Adaptive Streaming on Player Side

I beleive this is how the player switches from one resolution to another on HLS, but I have not found any documentation describing this process on the internet to verify.
First of all, simply switching from, e.g. HighRes0008.ts to LowRes0008.ts, doesn’t work.
1. Most often, HighRes0008.ts desn’t start with a IDR, which make descoding this segment impossible.
2. Even it starts with IDR, they may not be lined up on the frame level.
How the player switch:
1. In preparation to switch to lower resolution, player traces backward on the low resolution play list until it reaches an IDR.
2. based on the PTS on the high resolution playlist, it decides the PTS on the low resolution playlist, which is being switched to. Assuming the destination frame number ID is frame# 481.
3. decodes the low resolution playlist, from IDR to frame# 481, and renders that frame when time comes.
.ts segment contains PES, which in turn contains ES. The PTS is in the PES header.
PCR is only at the .ts layer, which I don’t think is needed in this use case, as long as PTS for audio and video are based on same PCR.
The same layer structure applies to audio too: TS – PES – ES (e.g. hold AAC data)



Why: to simply router configuration, so that only one fixed port number, 554, needs to accept connection.
How: Server sends video in the response of PLAY command. For each channel the format is like this:
[ Dolloar sign $, one byte channel ID, two bytes to say length of data, stream data itself ]
Channel ID is defined in SETUP response for that channel, e.g. RTP/AVP/TCP;unicast;interleaved=0-1, where 0 is RTP and 1 is RTCP. The stream data is sent as binary.
Head up: If RTSP wants RTP to be TCP based, RTP must be embedded into PLAY response, and therefore no such thing as RTP TCP port.

Server Push

There are two kinds of server pushes, which I call the true and the fake.

The Fake: I see it for Chrome to play MJPEG. It’s more of a browser feature.
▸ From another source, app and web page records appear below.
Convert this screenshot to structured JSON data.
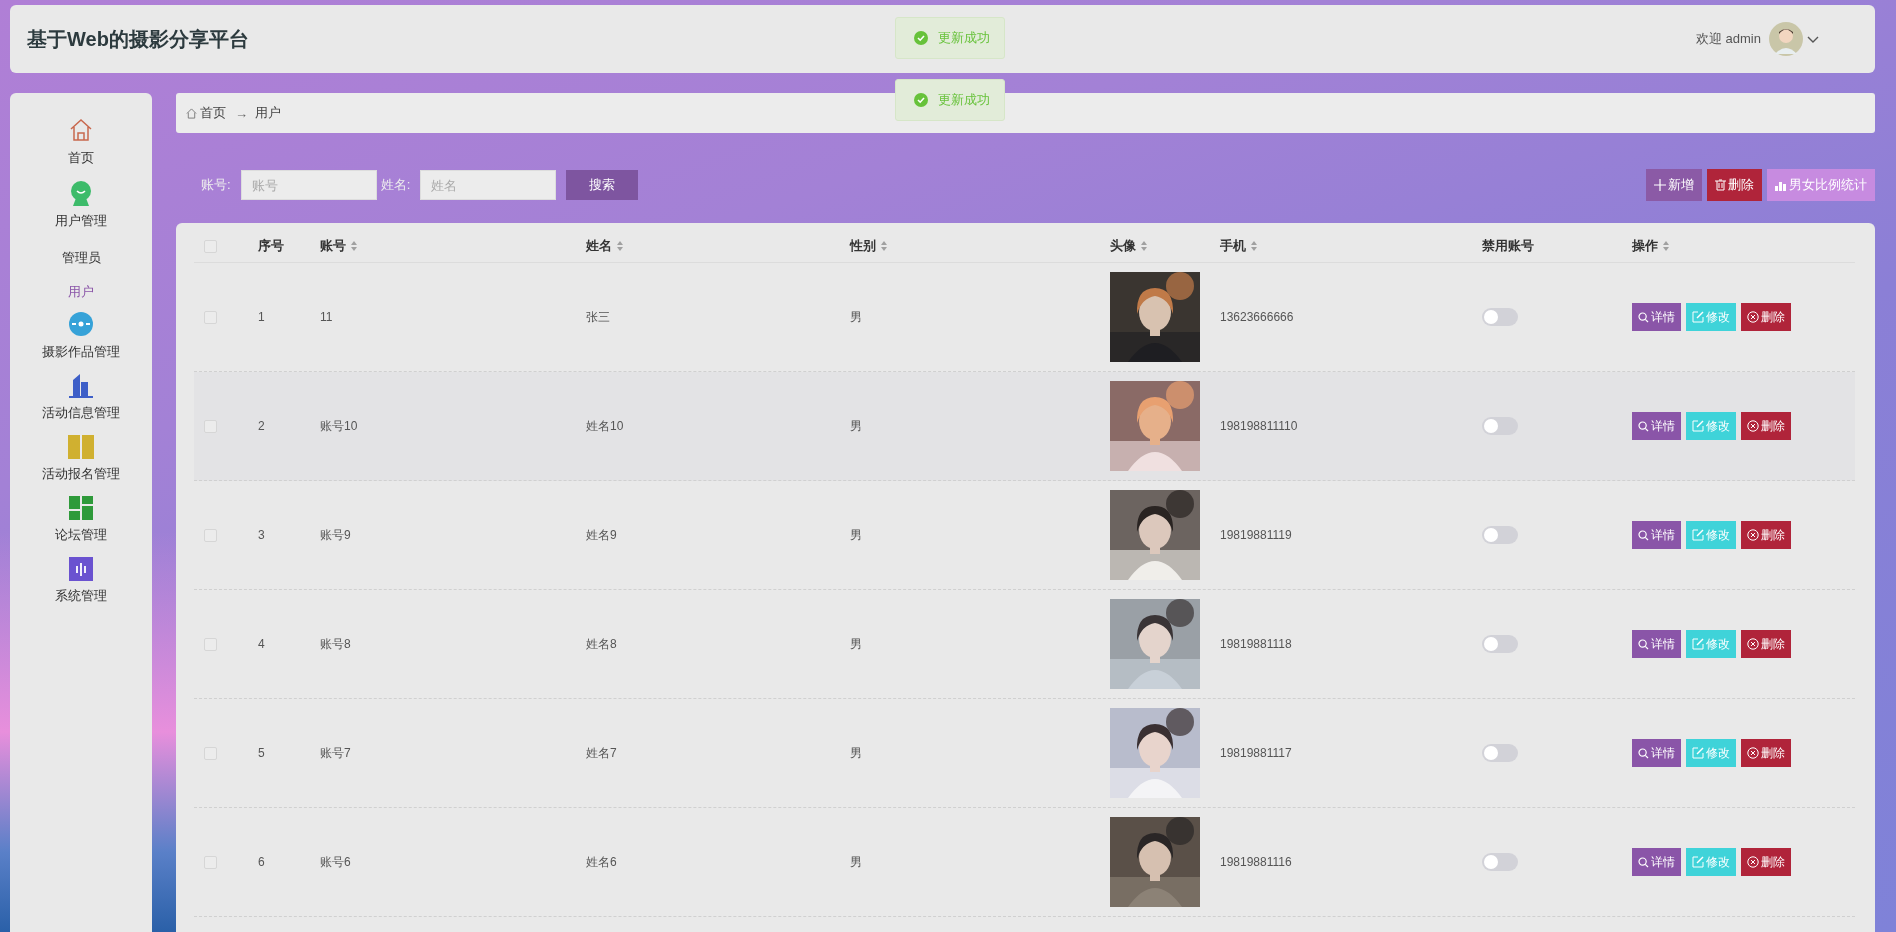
{
  "header": {
    "title": "基于Web的摄影分享平台",
    "welcome": "欢迎 admin"
  },
  "toasts": [
    {
      "text": "更新成功"
    },
    {
      "text": "更新成功"
    }
  ],
  "sidebar": {
    "items": [
      {
        "label": "首页"
      },
      {
        "label": "用户管理",
        "children": [
          {
            "label": "管理员",
            "selected": false
          },
          {
            "label": "用户",
            "selected": true
          }
        ]
      },
      {
        "label": "摄影作品管理"
      },
      {
        "label": "活动信息管理"
      },
      {
        "label": "活动报名管理"
      },
      {
        "label": "论坛管理"
      },
      {
        "label": "系统管理"
      }
    ]
  },
  "breadcrumb": {
    "items": [
      "首页",
      "用户"
    ],
    "separator": "→"
  },
  "search": {
    "fields": [
      {
        "label": "账号:",
        "placeholder": "账号"
      },
      {
        "label": "姓名:",
        "placeholder": "姓名"
      }
    ],
    "button": "搜索"
  },
  "toolbar": [
    {
      "kind": "add",
      "label": "新增"
    },
    {
      "kind": "delete",
      "label": "删除"
    },
    {
      "kind": "chart",
      "label": "男女比例统计"
    }
  ],
  "table": {
    "all_checked": false,
    "columns": [
      {
        "label": "序号",
        "sortable": false
      },
      {
        "label": "账号",
        "sortable": true
      },
      {
        "label": "姓名",
        "sortable": true
      },
      {
        "label": "性别",
        "sortable": true
      },
      {
        "label": "头像",
        "sortable": true
      },
      {
        "label": "手机",
        "sortable": true
      },
      {
        "label": "禁用账号",
        "sortable": false
      },
      {
        "label": "操作",
        "sortable": true
      }
    ],
    "rows": [
      {
        "index": "1",
        "account": "11",
        "name": "张三",
        "gender": "男",
        "phone": "13623666666",
        "disabled": false,
        "checked": false,
        "actions": [
          {
            "kind": "detail",
            "label": "详情"
          },
          {
            "kind": "edit",
            "label": "修改"
          },
          {
            "kind": "delete",
            "label": "删除"
          }
        ]
      },
      {
        "index": "2",
        "account": "账号10",
        "name": "姓名10",
        "gender": "男",
        "phone": "198198811110",
        "disabled": false,
        "checked": false,
        "actions": [
          {
            "kind": "detail",
            "label": "详情"
          },
          {
            "kind": "edit",
            "label": "修改"
          },
          {
            "kind": "delete",
            "label": "删除"
          }
        ]
      },
      {
        "index": "3",
        "account": "账号9",
        "name": "姓名9",
        "gender": "男",
        "phone": "19819881119",
        "disabled": false,
        "checked": false,
        "actions": [
          {
            "kind": "detail",
            "label": "详情"
          },
          {
            "kind": "edit",
            "label": "修改"
          },
          {
            "kind": "delete",
            "label": "删除"
          }
        ]
      },
      {
        "index": "4",
        "account": "账号8",
        "name": "姓名8",
        "gender": "男",
        "phone": "19819881118",
        "disabled": false,
        "checked": false,
        "actions": [
          {
            "kind": "detail",
            "label": "详情"
          },
          {
            "kind": "edit",
            "label": "修改"
          },
          {
            "kind": "delete",
            "label": "删除"
          }
        ]
      },
      {
        "index": "5",
        "account": "账号7",
        "name": "姓名7",
        "gender": "男",
        "phone": "19819881117",
        "disabled": false,
        "checked": false,
        "actions": [
          {
            "kind": "detail",
            "label": "详情"
          },
          {
            "kind": "edit",
            "label": "修改"
          },
          {
            "kind": "delete",
            "label": "删除"
          }
        ]
      },
      {
        "index": "6",
        "account": "账号6",
        "name": "姓名6",
        "gender": "男",
        "phone": "19819881116",
        "disabled": false,
        "checked": false,
        "actions": [
          {
            "kind": "detail",
            "label": "详情"
          },
          {
            "kind": "edit",
            "label": "修改"
          },
          {
            "kind": "delete",
            "label": "删除"
          }
        ]
      }
    ]
  }
}
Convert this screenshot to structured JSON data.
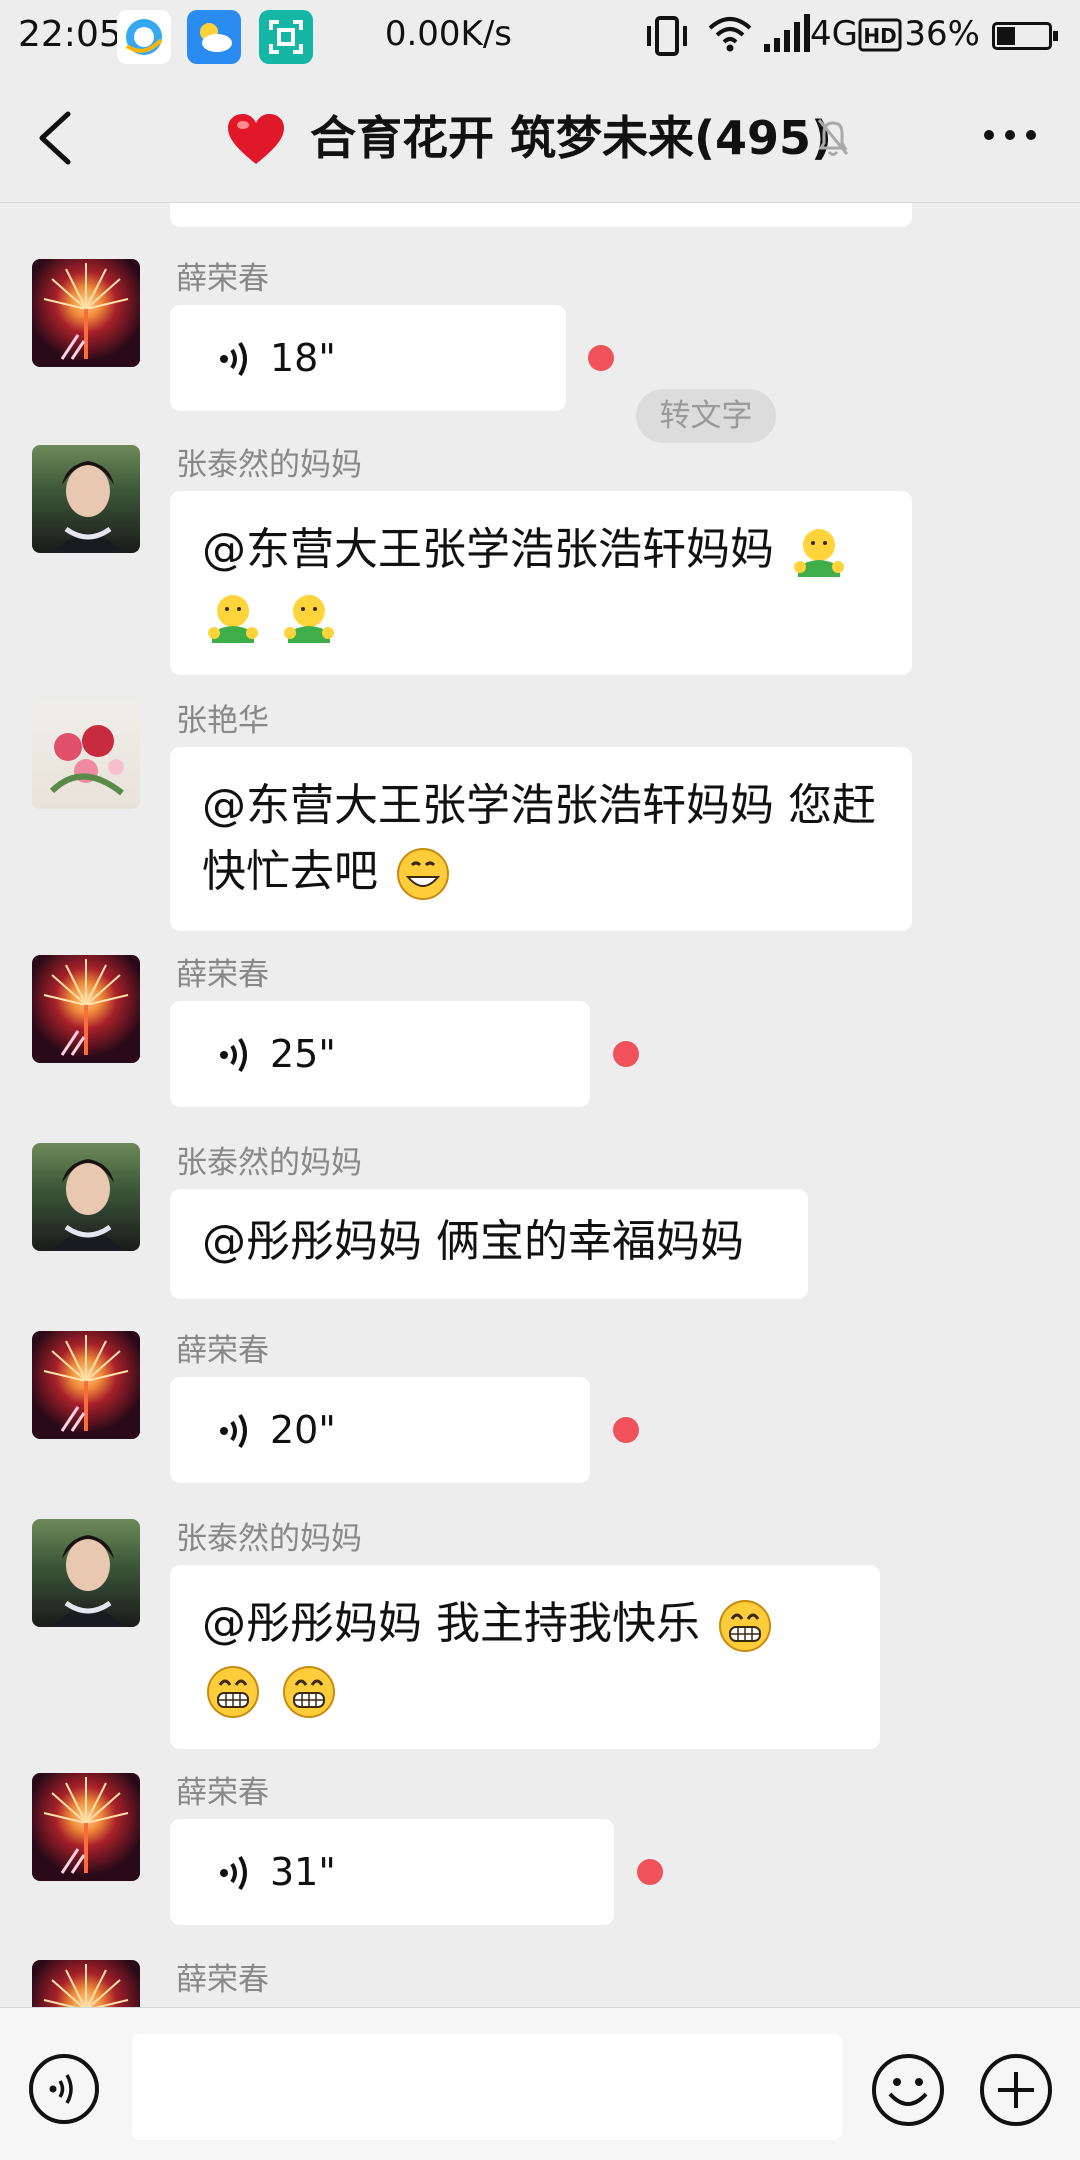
{
  "status_bar": {
    "time": "22:05",
    "net_speed": "0.00K/s",
    "network_type": "4G",
    "battery": "36%",
    "battery_level": 0.36,
    "icons": [
      "qq-browser-icon",
      "weather-icon",
      "scan-icon",
      "vibrate-icon",
      "wifi-icon",
      "signal-icon",
      "hd-icon",
      "battery-icon"
    ]
  },
  "header": {
    "title": "合育花开 筑梦未来(495)",
    "title_emoji": "heart-icon",
    "muted": true
  },
  "messages": [
    {
      "type": "voice",
      "sender": "薛荣春",
      "avatar": "fireworks",
      "duration": "18\"",
      "unread": true,
      "transcribe_label": "转文字"
    },
    {
      "type": "text",
      "sender": "张泰然的妈妈",
      "avatar": "woman",
      "text": "@东营大王张学浩张浩轩妈妈 ",
      "emojis": [
        "hug-emoji",
        "hug-emoji",
        "hug-emoji"
      ]
    },
    {
      "type": "text",
      "sender": "张艳华",
      "avatar": "flowers",
      "text": "@东营大王张学浩张浩轩妈妈  您赶快忙去吧",
      "emojis": [
        "grin-emoji"
      ]
    },
    {
      "type": "voice",
      "sender": "薛荣春",
      "avatar": "fireworks",
      "duration": "25\"",
      "unread": true
    },
    {
      "type": "text",
      "sender": "张泰然的妈妈",
      "avatar": "woman",
      "text": "@彤彤妈妈  俩宝的幸福妈妈"
    },
    {
      "type": "voice",
      "sender": "薛荣春",
      "avatar": "fireworks",
      "duration": "20\"",
      "unread": true
    },
    {
      "type": "text",
      "sender": "张泰然的妈妈",
      "avatar": "woman",
      "text": "@彤彤妈妈  我主持我快乐",
      "emojis": [
        "laugh-emoji",
        "laugh-emoji",
        "laugh-emoji"
      ]
    },
    {
      "type": "voice",
      "sender": "薛荣春",
      "avatar": "fireworks",
      "duration": "31\"",
      "unread": true
    },
    {
      "type": "partial",
      "sender": "薛荣春",
      "avatar": "fireworks"
    }
  ],
  "input": {
    "value": "",
    "placeholder": ""
  }
}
The server keeps sending jpg pictures and browser play video by replacing it’s picture one after another. It doesn’t need HTTP/2. Keywords: multipart x-mixed-replace boundary

The True: client receives resources without requesting. HTTP/2 required.
for Nginx, it has to be 1.13.9 and up, which was released this year 2018.

Crossdomain Access

The problem: when a web page from site A access files on site B, browser complains such as crossdomain access denied.
What it is really complaining is that browser, or plugin, doesn’t want to load resource fro site B unless B gives explicit permission.
When web based video player and video content are on different servers, this complaint happens.
Tools used for testing: JW Player 7.8.4 premium version, “primary”:”flash” vs “primary”:”html5″
The fix depends on the player mode: HTML5 vs flash.
For Flash, error message is “Cannot load M3U8: crossdomain access denied (2048)” The fix is creating /crossdomain.xml with content like:
<site-control permitted-cross-domain-policies=”all”/>
<allow-access-from domain=”*” to-ports=”*”/>
For HTML5, error message is “Cannot load M3U8: Crossdomain access denied”. The fix is adding Access-Control-Allow-Origin in the HTML header, e.g by editing nginx.conf.